**TASK DESCRIPTION:** In the listing below, find each line holding "this" and copy it.

·····

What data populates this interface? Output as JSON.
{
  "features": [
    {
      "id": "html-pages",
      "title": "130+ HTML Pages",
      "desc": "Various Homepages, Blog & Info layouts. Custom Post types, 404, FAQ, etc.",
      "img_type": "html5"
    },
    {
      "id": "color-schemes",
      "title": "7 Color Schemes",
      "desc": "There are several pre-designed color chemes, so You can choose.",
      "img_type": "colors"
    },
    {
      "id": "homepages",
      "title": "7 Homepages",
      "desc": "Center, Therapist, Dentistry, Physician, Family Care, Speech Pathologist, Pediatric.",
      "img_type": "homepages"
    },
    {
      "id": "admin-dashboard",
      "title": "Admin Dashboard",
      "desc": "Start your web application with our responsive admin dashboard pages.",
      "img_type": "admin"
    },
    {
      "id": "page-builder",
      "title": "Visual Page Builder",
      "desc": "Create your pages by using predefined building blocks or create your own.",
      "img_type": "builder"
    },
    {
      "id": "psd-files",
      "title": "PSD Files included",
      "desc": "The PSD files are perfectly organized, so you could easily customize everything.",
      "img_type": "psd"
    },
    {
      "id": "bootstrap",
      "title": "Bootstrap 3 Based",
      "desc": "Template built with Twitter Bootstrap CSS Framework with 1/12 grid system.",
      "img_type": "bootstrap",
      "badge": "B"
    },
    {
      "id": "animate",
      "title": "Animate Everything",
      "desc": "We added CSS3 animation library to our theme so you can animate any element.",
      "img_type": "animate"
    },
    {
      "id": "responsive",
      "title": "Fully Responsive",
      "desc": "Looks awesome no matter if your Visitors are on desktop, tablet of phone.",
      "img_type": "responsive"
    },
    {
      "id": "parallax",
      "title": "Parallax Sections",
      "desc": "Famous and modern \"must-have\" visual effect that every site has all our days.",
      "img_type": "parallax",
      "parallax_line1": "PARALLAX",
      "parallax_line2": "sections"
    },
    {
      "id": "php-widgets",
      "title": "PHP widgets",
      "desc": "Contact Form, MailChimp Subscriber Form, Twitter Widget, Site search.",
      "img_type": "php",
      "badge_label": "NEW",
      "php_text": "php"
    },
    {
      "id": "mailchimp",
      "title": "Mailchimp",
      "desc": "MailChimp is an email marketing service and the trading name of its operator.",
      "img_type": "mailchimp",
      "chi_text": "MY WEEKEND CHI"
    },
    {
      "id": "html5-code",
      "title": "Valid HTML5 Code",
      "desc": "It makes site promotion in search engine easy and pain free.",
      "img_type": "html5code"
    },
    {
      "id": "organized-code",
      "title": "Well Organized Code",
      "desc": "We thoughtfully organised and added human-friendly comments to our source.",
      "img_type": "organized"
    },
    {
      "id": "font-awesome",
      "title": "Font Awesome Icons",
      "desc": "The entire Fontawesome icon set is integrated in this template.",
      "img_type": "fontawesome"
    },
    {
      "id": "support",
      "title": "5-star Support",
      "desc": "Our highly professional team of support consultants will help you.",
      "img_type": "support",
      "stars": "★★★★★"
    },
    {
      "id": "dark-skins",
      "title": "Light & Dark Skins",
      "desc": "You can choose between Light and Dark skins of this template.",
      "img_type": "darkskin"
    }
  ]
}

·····

**EXERCISE RESULT:**
What data populates this interface? Output as JSON.
      "desc": "The entire Fontawesome icon set is integrated in this template.",
      "desc": "You can choose between Light and Dark skins of this template.",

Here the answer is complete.